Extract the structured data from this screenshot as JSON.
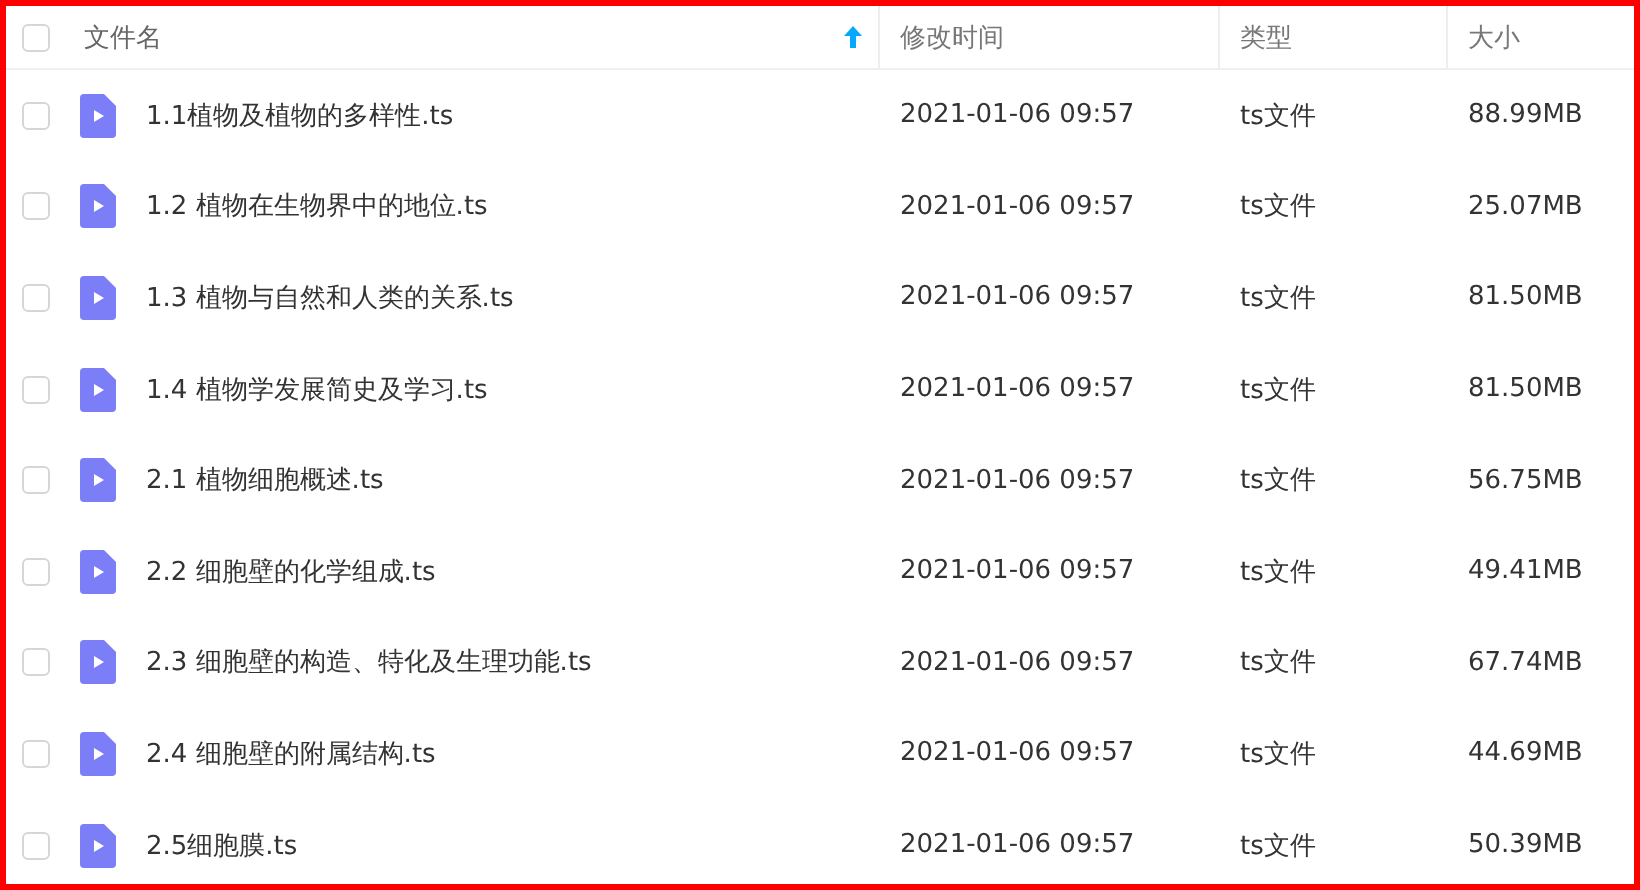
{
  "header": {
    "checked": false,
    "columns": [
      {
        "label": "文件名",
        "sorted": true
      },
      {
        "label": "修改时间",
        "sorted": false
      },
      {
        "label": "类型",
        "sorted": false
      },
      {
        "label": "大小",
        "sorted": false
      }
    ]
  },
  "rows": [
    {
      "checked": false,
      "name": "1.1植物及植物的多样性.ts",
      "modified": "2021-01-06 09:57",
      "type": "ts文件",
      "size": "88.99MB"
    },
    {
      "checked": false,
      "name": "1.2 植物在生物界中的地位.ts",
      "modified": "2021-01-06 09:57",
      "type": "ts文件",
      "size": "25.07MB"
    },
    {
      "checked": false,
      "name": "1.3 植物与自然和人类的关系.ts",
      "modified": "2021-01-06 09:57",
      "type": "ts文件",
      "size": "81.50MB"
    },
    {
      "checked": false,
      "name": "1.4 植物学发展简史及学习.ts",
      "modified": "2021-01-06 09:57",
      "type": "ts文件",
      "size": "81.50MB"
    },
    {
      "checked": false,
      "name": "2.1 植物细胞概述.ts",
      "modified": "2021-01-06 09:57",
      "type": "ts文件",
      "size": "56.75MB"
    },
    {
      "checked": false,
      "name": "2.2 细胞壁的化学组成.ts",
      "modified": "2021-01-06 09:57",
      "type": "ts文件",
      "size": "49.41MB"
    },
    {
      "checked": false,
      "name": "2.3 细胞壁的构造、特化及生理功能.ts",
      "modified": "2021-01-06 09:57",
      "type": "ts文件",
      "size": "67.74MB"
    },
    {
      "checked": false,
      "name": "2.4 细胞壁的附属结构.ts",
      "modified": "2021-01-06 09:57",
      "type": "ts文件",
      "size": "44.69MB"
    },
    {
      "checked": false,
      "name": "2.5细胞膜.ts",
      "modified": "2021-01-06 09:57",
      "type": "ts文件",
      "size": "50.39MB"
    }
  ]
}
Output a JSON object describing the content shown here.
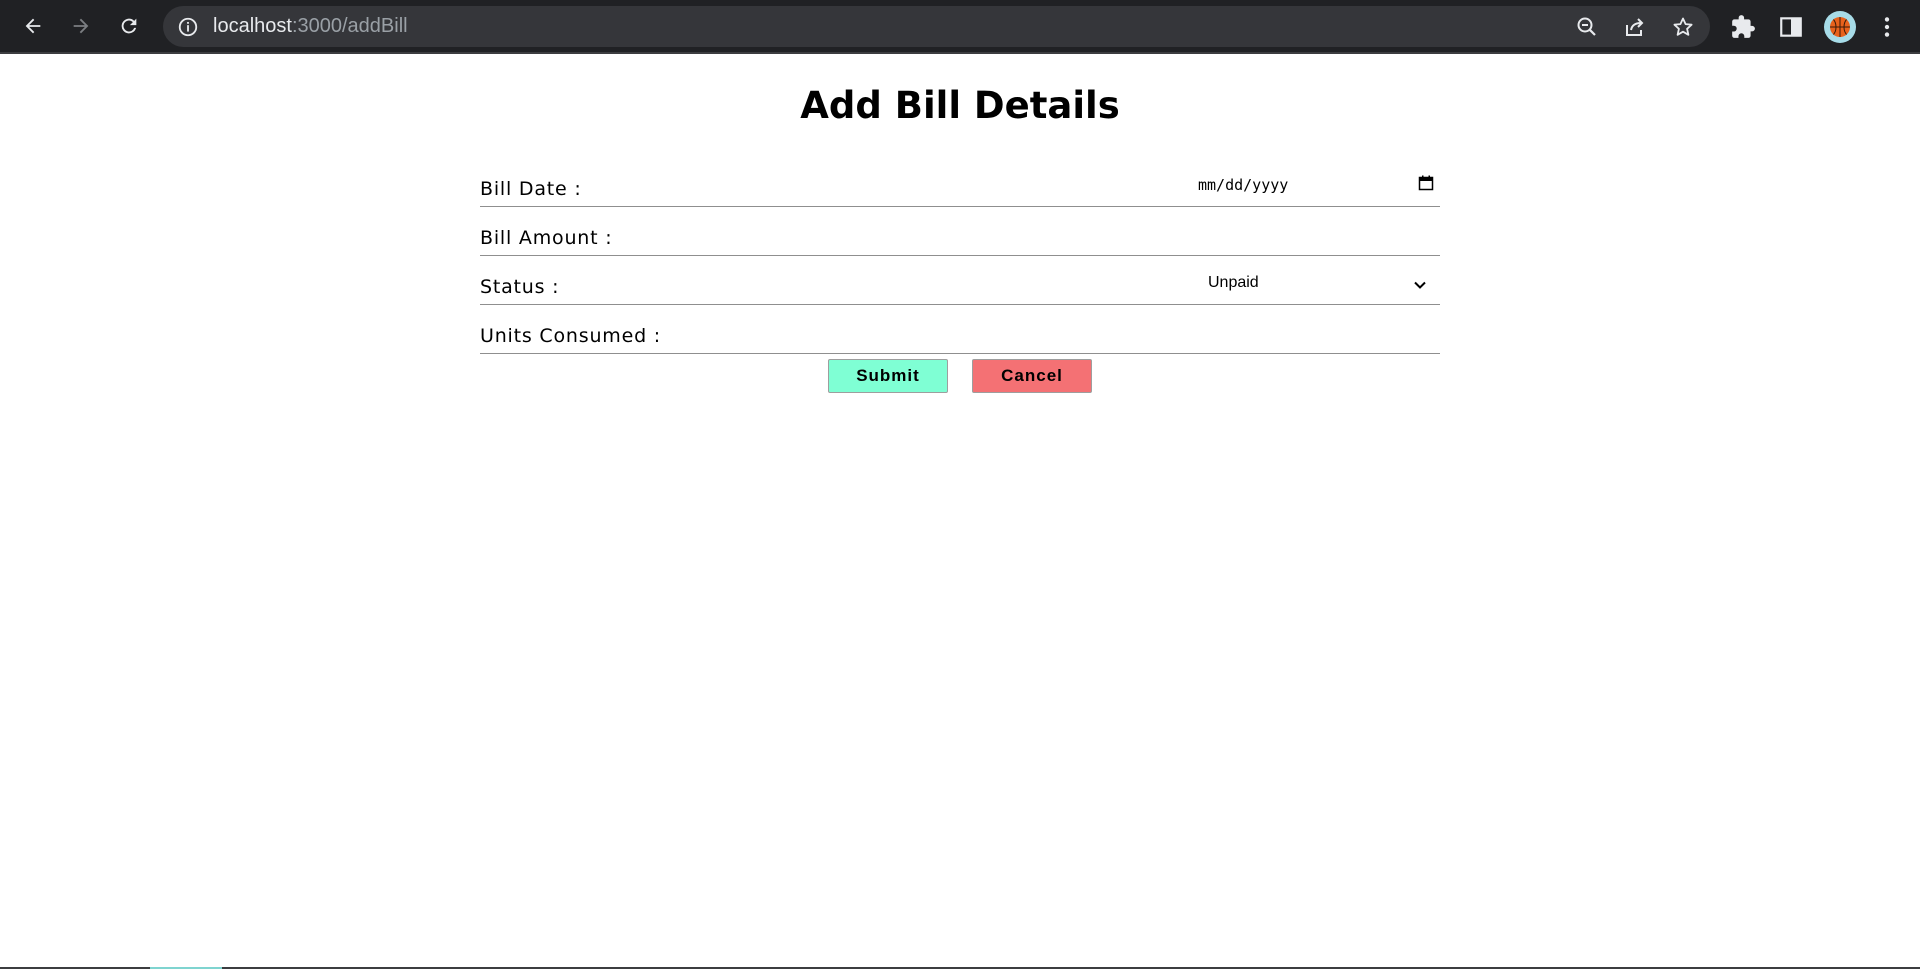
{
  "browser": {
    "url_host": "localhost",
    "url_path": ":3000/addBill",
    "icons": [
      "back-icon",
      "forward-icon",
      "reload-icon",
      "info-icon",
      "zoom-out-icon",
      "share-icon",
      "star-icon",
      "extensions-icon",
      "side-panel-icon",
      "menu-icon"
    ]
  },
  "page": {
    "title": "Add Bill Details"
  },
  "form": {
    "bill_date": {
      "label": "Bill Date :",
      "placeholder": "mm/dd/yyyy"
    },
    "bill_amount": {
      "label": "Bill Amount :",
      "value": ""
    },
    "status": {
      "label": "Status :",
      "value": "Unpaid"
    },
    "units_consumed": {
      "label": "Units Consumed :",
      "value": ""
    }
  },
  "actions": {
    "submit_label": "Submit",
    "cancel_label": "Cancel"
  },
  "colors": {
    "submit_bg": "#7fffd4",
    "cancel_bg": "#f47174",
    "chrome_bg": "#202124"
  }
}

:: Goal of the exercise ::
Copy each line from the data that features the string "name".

:: Exercise answer ::
      "name": "1.1植物及植物的多样性.ts",
      "name": "1.2 植物在生物界中的地位.ts",
      "name": "1.3 植物与自然和人类的关系.ts",
      "name": "1.4 植物学发展简史及学习.ts",
      "name": "2.1 植物细胞概述.ts",
      "name": "2.2 细胞壁的化学组成.ts",
      "name": "2.3 细胞壁的构造、特化及生理功能.ts",
      "name": "2.4 细胞壁的附属结构.ts",
      "name": "2.5细胞膜.ts",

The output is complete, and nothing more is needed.